Problem to solve:
Please return each line of the listing exactly as given.

Entries shown:
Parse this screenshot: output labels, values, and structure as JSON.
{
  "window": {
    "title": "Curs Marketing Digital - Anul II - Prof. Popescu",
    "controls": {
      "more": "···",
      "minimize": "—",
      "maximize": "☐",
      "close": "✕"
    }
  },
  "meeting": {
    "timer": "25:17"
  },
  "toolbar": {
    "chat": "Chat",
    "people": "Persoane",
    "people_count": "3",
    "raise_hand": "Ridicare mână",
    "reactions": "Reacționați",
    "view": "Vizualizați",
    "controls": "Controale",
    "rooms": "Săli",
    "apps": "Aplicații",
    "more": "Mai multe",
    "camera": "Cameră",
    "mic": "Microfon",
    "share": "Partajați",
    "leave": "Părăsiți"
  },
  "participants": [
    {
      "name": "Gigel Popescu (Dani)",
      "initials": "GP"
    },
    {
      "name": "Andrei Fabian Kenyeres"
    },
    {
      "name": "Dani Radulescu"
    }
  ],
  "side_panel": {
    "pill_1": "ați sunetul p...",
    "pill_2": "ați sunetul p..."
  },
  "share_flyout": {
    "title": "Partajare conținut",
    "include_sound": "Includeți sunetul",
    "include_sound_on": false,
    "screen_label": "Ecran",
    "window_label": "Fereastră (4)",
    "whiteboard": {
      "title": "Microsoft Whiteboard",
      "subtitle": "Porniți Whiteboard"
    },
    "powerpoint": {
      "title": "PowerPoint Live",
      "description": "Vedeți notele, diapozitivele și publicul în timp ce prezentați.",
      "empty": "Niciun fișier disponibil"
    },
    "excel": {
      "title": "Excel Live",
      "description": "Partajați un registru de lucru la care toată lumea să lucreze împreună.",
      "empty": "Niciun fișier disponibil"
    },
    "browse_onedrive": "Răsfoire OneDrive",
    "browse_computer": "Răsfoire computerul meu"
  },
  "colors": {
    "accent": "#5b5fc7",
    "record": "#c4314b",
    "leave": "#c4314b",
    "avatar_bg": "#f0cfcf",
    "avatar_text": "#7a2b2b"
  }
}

Answer space:
Parse this screenshot: output labels, values, and structure as JSON.
{
  "window": {
    "title": "Curs Marketing Digital - Anul II - Prof. Popescu",
    "controls": {
      "more": "···",
      "minimize": "—",
      "maximize": "☐",
      "close": "✕"
    }
  },
  "meeting": {
    "timer": "25:17"
  },
  "toolbar": {
    "chat": "Chat",
    "people": "Persoane",
    "people_count": "3",
    "raise_hand": "Ridicare mână",
    "reactions": "Reacționați",
    "view": "Vizualizați",
    "controls": "Controale",
    "rooms": "Săli",
    "apps": "Aplicații",
    "more": "Mai multe",
    "camera": "Cameră",
    "mic": "Microfon",
    "share": "Partajați",
    "leave": "Părăsiți"
  },
  "participants": [
    {
      "name": "Gigel Popescu (Dani)",
      "initials": "GP"
    },
    {
      "name": "Andrei Fabian Kenyeres"
    },
    {
      "name": "Dani Radulescu"
    }
  ],
  "side_panel": {
    "pill_1": "ați sunetul p...",
    "pill_2": "ați sunetul p..."
  },
  "share_flyout": {
    "title": "Partajare conținut",
    "include_sound": "Includeți sunetul",
    "include_sound_on": false,
    "screen_label": "Ecran",
    "window_label": "Fereastră (4)",
    "whiteboard": {
      "title": "Microsoft Whiteboard",
      "subtitle": "Porniți Whiteboard"
    },
    "powerpoint": {
      "title": "PowerPoint Live",
      "description": "Vedeți notele, diapozitivele și publicul în timp ce prezentați.",
      "empty": "Niciun fișier disponibil"
    },
    "excel": {
      "title": "Excel Live",
      "description": "Partajați un registru de lucru la care toată lumea să lucreze împreună.",
      "empty": "Niciun fișier disponibil"
    },
    "browse_onedrive": "Răsfoire OneDrive",
    "browse_computer": "Răsfoire computerul meu"
  },
  "colors": {
    "accent": "#5b5fc7",
    "record": "#c4314b",
    "leave": "#c4314b",
    "avatar_bg": "#f0cfcf",
    "avatar_text": "#7a2b2b"
  }
}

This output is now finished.